Get 2 hours of float tank for $120

Debunking Romance Myths

Picture of Alicia Divico

Alicia Divico

Licensed Mental Health Counselor specializing in addiction therapy

Romance Myths and what are they
Share with Friends

Debunking Romance Myths

In my 20’s I spent a few consecutive years single. I consider myself more of a relationship person (not everyone is), so I did not WANT to be single during that time. For me it was distressing trying to find a partner, and to add to that distress, people had a lot of things to say about the rules of finding someone.

I work with a lot of single people, and I continue to hear some of the same “rules” about relationships. Allow me to debunk some of these MYTHS:

  1. You have to love yourself first: This one is particularly irritating, because low self esteem surrounds just about every mental health diagnosis.
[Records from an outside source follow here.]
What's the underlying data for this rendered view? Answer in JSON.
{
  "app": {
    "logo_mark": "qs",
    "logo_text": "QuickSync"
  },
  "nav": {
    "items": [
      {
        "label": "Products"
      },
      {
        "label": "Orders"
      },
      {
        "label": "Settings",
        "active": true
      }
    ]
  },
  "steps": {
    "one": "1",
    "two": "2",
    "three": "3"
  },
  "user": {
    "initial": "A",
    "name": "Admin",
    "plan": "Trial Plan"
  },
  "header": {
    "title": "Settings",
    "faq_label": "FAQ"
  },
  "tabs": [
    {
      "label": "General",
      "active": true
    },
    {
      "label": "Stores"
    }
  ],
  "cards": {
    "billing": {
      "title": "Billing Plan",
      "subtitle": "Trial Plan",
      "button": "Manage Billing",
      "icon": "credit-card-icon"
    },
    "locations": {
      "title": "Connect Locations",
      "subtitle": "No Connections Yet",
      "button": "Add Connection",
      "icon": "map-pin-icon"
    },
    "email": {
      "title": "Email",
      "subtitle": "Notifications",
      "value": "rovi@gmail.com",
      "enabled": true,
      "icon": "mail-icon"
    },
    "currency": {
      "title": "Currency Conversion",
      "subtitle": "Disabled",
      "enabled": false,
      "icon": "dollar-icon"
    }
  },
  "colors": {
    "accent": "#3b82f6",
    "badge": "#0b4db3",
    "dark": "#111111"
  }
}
So I would love to see the research on healthy relationships and measure how many of those people believe they loved themselves completely before they found one another. The other reason this is frustrating is because we often do not see our flaws as clearly until we are in a vulnerable relationship, so I would say, how can one know whether or not he/she has full love for himself/herself without trying to be in a relationship? I’m not saying self-love isn’t important or that people shouldn’t prioritize their needs (avoiding codependence), but I am saying that it’s unlikely everyone fully loves themselves before getting into a relationship.
  2. You have to stop looking: Well that seems ridiculous to me, because if you need money do you sit back and wait for it? If you want to make friends should you sit back silently? If you want to be healthy do you just stop caring? We have to put ourselves in the position to meet someone if we care to meet someone. Love usually doesn’t fall from the sky.
  3. Your standards are too high: Say what? Exactly what is too high of a standard? People are attracted to what they are attracted to (usually familiarity), and there actually isn’t a standard for feeling attraction toward someone. People may say they have a type, but when you meet someone you like, you are usually willing to toss some of your standards aside. And really I just think that’s a cruel thing to say to anyone, because people should have standards for who they choose to partner up with; isn’t that part of loving yourself? Gotcha there!
  4. If you are older and single, something is wrong with you: Now this is not entirely false. There often is a reason when a person is chronically single. However, that is not a fair generalization. There are a lot of reasons people might be single: traumatic previous relationship, spousal death, focusing on kids, building a career, etc. What we should really be concerned with is, has this person been in a long-term relationship before? If so, we know he/she is capable of it if he/she wants to be.
  5. You need to be alone first: Also not entirely false. Being able to be wild and free for a period of time does seem to be a common desire among humans; however, everyone is different, so again, not fair to generalize. Some people are relationship people, and tend to get attached to other humans easier. Some people are more detached people, and they do not care as much about relationships. You are who you are and it’s okay to be whatever way you are. There is literally someone for everyone if you so choose.
  6. You are moving too fast: Moving fast can indeed be a sign of an abusive relationship, because abusers like to seal the deal while things are hot in order to really get their hooks in before you see who they really are. However, relationships are formed so many different ways that no one can say what is right and wrong. One of my besties has parents who dated less than 3 months before they got engaged. My own parents were engaged after 6 months of being together. Both couples lasted 30+ years so far.

Bottom line to me is that there is no formula for how to be single or how to find someone. You have to be you, and do what you think is right for you. Society doesn’t have research to prove these things are correct, which means, people are just spreading MYTHS. I have been guilty of believing some of this stuff myself in the past, and that is likely why I get so passionate about it now. But I have also been working with thousands of people across 10 years, and I can tell you, there truly is NOT a proper way to do life, find love, etc.

FAQ: Debunking Relationship Myths

Is it necessary to fully love yourself before entering a relationship?

No, it's a myth that one must completely love themselves before finding a partner. While self-love is important, many people discover more about themselves and grow in self-love through the experiences and challenges of a relationship.

Do I have to stop actively looking for love to find a relationship?

No, the idea that you must stop looking to find love is a myth. Actively putting yourself in social situations increases the chances of meeting someone. Love often requires effort and putting oneself out there.

Are my standards for a partner too high?

Having standards isn't a problem; it's essential for a healthy relationship. The notion of 'too high standards' is subjective. It's important to have realistic expectations, but you shouldn’t compromise on core values and compatibility.

Does being single at an older age indicate something is wrong with a person?

No, being single later in life doesn't necessarily mean something is wrong. People may be single for various reasons like focusing on career, recovering from a past relationship, or other personal choices. It’s unfair to generalize based on age and relationship status.

Provide your details and we’ll get in touch with you if you’d like to receive a discount during the month.

Request a free call-back